─── Entries supplied
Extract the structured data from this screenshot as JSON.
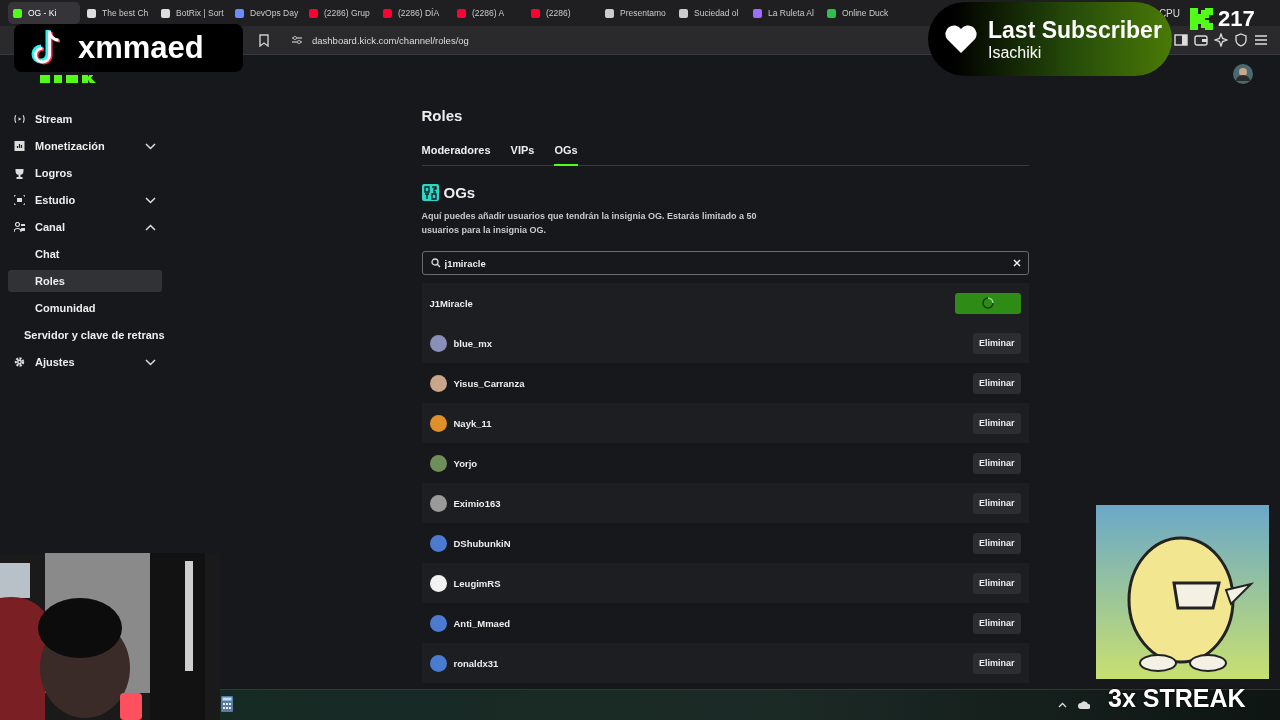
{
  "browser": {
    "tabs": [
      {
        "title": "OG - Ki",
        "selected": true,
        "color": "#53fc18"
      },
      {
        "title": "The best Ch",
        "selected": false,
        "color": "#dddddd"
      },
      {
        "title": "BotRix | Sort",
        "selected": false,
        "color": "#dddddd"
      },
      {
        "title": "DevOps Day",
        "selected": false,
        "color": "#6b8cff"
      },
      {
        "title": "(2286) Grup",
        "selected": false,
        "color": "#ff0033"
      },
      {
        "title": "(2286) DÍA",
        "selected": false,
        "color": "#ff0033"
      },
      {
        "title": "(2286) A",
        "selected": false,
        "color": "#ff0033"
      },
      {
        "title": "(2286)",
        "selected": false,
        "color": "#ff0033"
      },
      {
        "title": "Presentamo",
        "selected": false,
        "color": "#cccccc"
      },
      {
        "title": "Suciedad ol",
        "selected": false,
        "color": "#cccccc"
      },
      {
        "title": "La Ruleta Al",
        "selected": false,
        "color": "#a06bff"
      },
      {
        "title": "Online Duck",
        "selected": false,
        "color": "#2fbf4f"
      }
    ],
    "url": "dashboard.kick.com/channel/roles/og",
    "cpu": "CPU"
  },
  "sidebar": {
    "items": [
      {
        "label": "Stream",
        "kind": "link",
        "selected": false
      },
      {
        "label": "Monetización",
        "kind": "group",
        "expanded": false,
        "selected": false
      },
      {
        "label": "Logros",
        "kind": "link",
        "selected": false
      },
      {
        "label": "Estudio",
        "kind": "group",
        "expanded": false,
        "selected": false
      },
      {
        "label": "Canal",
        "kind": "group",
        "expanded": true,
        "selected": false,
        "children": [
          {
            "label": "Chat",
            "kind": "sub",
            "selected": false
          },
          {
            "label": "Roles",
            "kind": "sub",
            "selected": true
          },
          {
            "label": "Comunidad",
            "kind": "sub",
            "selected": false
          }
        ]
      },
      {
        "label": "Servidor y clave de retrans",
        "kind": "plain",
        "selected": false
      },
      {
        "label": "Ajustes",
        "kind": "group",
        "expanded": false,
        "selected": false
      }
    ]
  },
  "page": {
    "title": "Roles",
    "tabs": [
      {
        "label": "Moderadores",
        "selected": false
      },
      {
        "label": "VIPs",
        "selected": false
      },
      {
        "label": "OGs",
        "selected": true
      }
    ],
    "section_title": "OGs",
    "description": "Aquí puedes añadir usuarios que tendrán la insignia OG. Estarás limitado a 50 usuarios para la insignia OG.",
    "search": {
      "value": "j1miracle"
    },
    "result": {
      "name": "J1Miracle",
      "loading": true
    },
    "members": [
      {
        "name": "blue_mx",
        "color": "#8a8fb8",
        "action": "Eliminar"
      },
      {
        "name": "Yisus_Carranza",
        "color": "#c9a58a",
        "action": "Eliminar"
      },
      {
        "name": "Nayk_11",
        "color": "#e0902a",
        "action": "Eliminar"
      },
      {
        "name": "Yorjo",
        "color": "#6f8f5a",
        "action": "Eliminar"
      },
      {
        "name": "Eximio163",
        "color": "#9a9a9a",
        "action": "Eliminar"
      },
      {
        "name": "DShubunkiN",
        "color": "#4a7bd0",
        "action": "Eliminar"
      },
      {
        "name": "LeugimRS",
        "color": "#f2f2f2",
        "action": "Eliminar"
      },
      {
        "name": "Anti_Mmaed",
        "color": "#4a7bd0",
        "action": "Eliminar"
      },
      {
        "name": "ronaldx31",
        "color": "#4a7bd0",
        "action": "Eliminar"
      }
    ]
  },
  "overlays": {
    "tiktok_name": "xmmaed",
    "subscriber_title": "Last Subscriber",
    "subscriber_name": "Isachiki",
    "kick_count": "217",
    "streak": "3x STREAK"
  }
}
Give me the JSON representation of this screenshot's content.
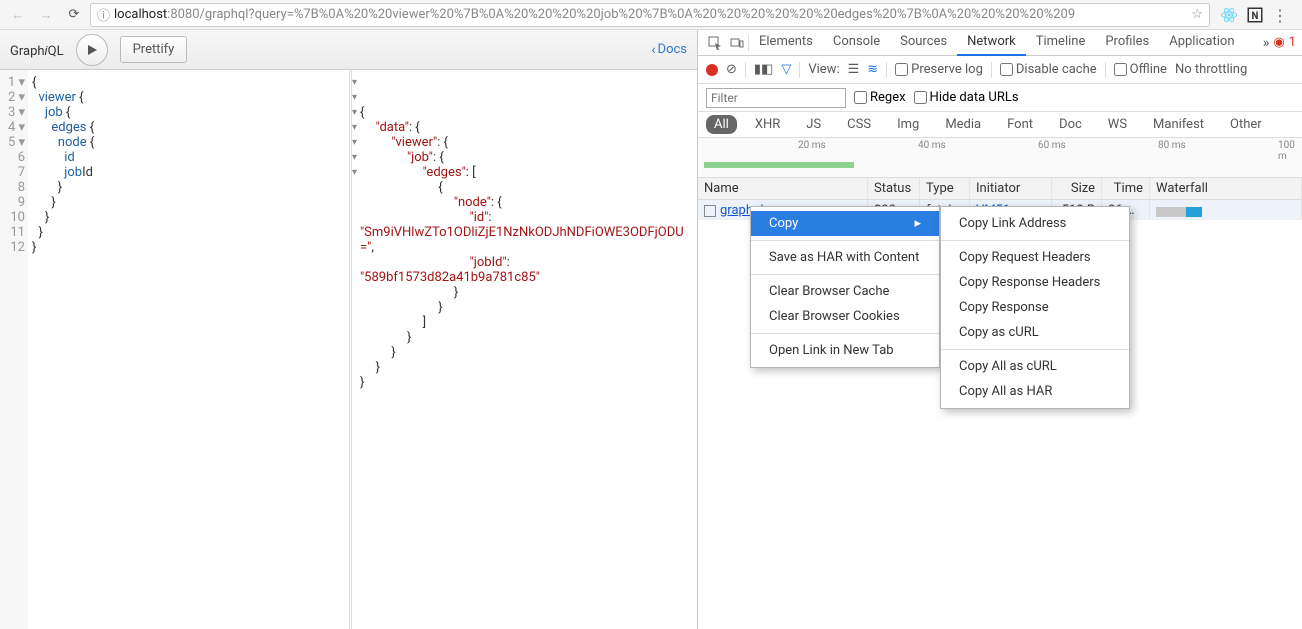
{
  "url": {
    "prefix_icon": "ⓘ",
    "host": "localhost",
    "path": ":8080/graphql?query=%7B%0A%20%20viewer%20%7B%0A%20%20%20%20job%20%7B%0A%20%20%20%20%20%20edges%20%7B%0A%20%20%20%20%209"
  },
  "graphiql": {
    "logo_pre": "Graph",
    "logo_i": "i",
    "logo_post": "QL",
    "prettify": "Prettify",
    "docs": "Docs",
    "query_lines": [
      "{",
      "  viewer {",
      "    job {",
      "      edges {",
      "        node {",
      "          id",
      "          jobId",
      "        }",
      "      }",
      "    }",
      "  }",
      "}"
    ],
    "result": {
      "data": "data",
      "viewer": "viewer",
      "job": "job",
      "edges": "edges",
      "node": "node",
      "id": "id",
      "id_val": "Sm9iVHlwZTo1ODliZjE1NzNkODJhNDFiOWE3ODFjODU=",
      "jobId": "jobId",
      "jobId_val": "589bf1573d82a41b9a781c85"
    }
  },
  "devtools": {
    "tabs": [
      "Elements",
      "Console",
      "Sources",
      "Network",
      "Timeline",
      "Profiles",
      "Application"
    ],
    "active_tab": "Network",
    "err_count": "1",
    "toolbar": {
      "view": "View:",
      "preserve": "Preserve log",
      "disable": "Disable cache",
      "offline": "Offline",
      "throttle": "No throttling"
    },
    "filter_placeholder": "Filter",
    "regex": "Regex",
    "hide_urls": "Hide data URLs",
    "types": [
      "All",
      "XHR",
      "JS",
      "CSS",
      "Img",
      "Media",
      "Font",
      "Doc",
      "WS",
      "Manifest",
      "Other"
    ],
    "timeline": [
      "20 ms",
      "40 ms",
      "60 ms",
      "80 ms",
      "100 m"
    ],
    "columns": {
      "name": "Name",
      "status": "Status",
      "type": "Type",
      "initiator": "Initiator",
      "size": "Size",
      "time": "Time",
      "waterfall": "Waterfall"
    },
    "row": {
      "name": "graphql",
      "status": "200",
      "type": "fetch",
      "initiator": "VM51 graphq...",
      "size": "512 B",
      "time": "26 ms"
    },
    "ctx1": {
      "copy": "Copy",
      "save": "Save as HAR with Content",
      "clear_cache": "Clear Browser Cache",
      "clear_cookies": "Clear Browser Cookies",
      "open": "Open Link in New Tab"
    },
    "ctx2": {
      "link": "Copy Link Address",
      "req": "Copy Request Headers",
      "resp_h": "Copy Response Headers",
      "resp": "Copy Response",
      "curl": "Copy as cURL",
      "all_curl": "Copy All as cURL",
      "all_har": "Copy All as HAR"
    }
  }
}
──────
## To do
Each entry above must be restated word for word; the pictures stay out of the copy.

## Response
Extract the structured data from this screenshot as JSON.
{
  "browser": {
    "tabs": [
      {
        "title": "OG - Ki",
        "selected": true,
        "color": "#53fc18"
      },
      {
        "title": "The best Ch",
        "selected": false,
        "color": "#dddddd"
      },
      {
        "title": "BotRix | Sort",
        "selected": false,
        "color": "#dddddd"
      },
      {
        "title": "DevOps Day",
        "selected": false,
        "color": "#6b8cff"
      },
      {
        "title": "(2286) Grup",
        "selected": false,
        "color": "#ff0033"
      },
      {
        "title": "(2286) DÍA",
        "selected": false,
        "color": "#ff0033"
      },
      {
        "title": "(2286) A",
        "selected": false,
        "color": "#ff0033"
      },
      {
        "title": "(2286)",
        "selected": false,
        "color": "#ff0033"
      },
      {
        "title": "Presentamo",
        "selected": false,
        "color": "#cccccc"
      },
      {
        "title": "Suciedad ol",
        "selected": false,
        "color": "#cccccc"
      },
      {
        "title": "La Ruleta Al",
        "selected": false,
        "color": "#a06bff"
      },
      {
        "title": "Online Duck",
        "selected": false,
        "color": "#2fbf4f"
      }
    ],
    "url": "dashboard.kick.com/channel/roles/og",
    "cpu": "CPU"
  },
  "sidebar": {
    "items": [
      {
        "label": "Stream",
        "kind": "link",
        "selected": false
      },
      {
        "label": "Monetización",
        "kind": "group",
        "expanded": false,
        "selected": false
      },
      {
        "label": "Logros",
        "kind": "link",
        "selected": false
      },
      {
        "label": "Estudio",
        "kind": "group",
        "expanded": false,
        "selected": false
      },
      {
        "label": "Canal",
        "kind": "group",
        "expanded": true,
        "selected": false,
        "children": [
          {
            "label": "Chat",
            "kind": "sub",
            "selected": false
          },
          {
            "label": "Roles",
            "kind": "sub",
            "selected": true
          },
          {
            "label": "Comunidad",
            "kind": "sub",
            "selected": false
          }
        ]
      },
      {
        "label": "Servidor y clave de retrans",
        "kind": "plain",
        "selected": false
      },
      {
        "label": "Ajustes",
        "kind": "group",
        "expanded": false,
        "selected": false
      }
    ]
  },
  "page": {
    "title": "Roles",
    "tabs": [
      {
        "label": "Moderadores",
        "selected": false
      },
      {
        "label": "VIPs",
        "selected": false
      },
      {
        "label": "OGs",
        "selected": true
      }
    ],
    "section_title": "OGs",
    "description": "Aquí puedes añadir usuarios que tendrán la insignia OG. Estarás limitado a 50 usuarios para la insignia OG.",
    "search": {
      "value": "j1miracle"
    },
    "result": {
      "name": "J1Miracle",
      "loading": true
    },
    "members": [
      {
        "name": "blue_mx",
        "color": "#8a8fb8",
        "action": "Eliminar"
      },
      {
        "name": "Yisus_Carranza",
        "color": "#c9a58a",
        "action": "Eliminar"
      },
      {
        "name": "Nayk_11",
        "color": "#e0902a",
        "action": "Eliminar"
      },
      {
        "name": "Yorjo",
        "color": "#6f8f5a",
        "action": "Eliminar"
      },
      {
        "name": "Eximio163",
        "color": "#9a9a9a",
        "action": "Eliminar"
      },
      {
        "name": "DShubunkiN",
        "color": "#4a7bd0",
        "action": "Eliminar"
      },
      {
        "name": "LeugimRS",
        "color": "#f2f2f2",
        "action": "Eliminar"
      },
      {
        "name": "Anti_Mmaed",
        "color": "#4a7bd0",
        "action": "Eliminar"
      },
      {
        "name": "ronaldx31",
        "color": "#4a7bd0",
        "action": "Eliminar"
      }
    ]
  },
  "overlays": {
    "tiktok_name": "xmmaed",
    "subscriber_title": "Last Subscriber",
    "subscriber_name": "Isachiki",
    "kick_count": "217",
    "streak": "3x STREAK"
  }
}
Give me the JSON representation of this screenshot's content.
{
  "url": {
    "prefix_icon": "ⓘ",
    "host": "localhost",
    "path": ":8080/graphql?query=%7B%0A%20%20viewer%20%7B%0A%20%20%20%20job%20%7B%0A%20%20%20%20%20%20edges%20%7B%0A%20%20%20%20%209"
  },
  "graphiql": {
    "logo_pre": "Graph",
    "logo_i": "i",
    "logo_post": "QL",
    "prettify": "Prettify",
    "docs": "Docs",
    "query_lines": [
      "{",
      "  viewer {",
      "    job {",
      "      edges {",
      "        node {",
      "          id",
      "          jobId",
      "        }",
      "      }",
      "    }",
      "  }",
      "}"
    ],
    "result": {
      "data": "data",
      "viewer": "viewer",
      "job": "job",
      "edges": "edges",
      "node": "node",
      "id": "id",
      "id_val": "Sm9iVHlwZTo1ODliZjE1NzNkODJhNDFiOWE3ODFjODU=",
      "jobId": "jobId",
      "jobId_val": "589bf1573d82a41b9a781c85"
    }
  },
  "devtools": {
    "tabs": [
      "Elements",
      "Console",
      "Sources",
      "Network",
      "Timeline",
      "Profiles",
      "Application"
    ],
    "active_tab": "Network",
    "err_count": "1",
    "toolbar": {
      "view": "View:",
      "preserve": "Preserve log",
      "disable": "Disable cache",
      "offline": "Offline",
      "throttle": "No throttling"
    },
    "filter_placeholder": "Filter",
    "regex": "Regex",
    "hide_urls": "Hide data URLs",
    "types": [
      "All",
      "XHR",
      "JS",
      "CSS",
      "Img",
      "Media",
      "Font",
      "Doc",
      "WS",
      "Manifest",
      "Other"
    ],
    "timeline": [
      "20 ms",
      "40 ms",
      "60 ms",
      "80 ms",
      "100 m"
    ],
    "columns": {
      "name": "Name",
      "status": "Status",
      "type": "Type",
      "initiator": "Initiator",
      "size": "Size",
      "time": "Time",
      "waterfall": "Waterfall"
    },
    "row": {
      "name": "graphql",
      "status": "200",
      "type": "fetch",
      "initiator": "VM51 graphq...",
      "size": "512 B",
      "time": "26 ms"
    },
    "ctx1": {
      "copy": "Copy",
      "save": "Save as HAR with Content",
      "clear_cache": "Clear Browser Cache",
      "clear_cookies": "Clear Browser Cookies",
      "open": "Open Link in New Tab"
    },
    "ctx2": {
      "link": "Copy Link Address",
      "req": "Copy Request Headers",
      "resp_h": "Copy Response Headers",
      "resp": "Copy Response",
      "curl": "Copy as cURL",
      "all_curl": "Copy All as cURL",
      "all_har": "Copy All as HAR"
    }
  }
}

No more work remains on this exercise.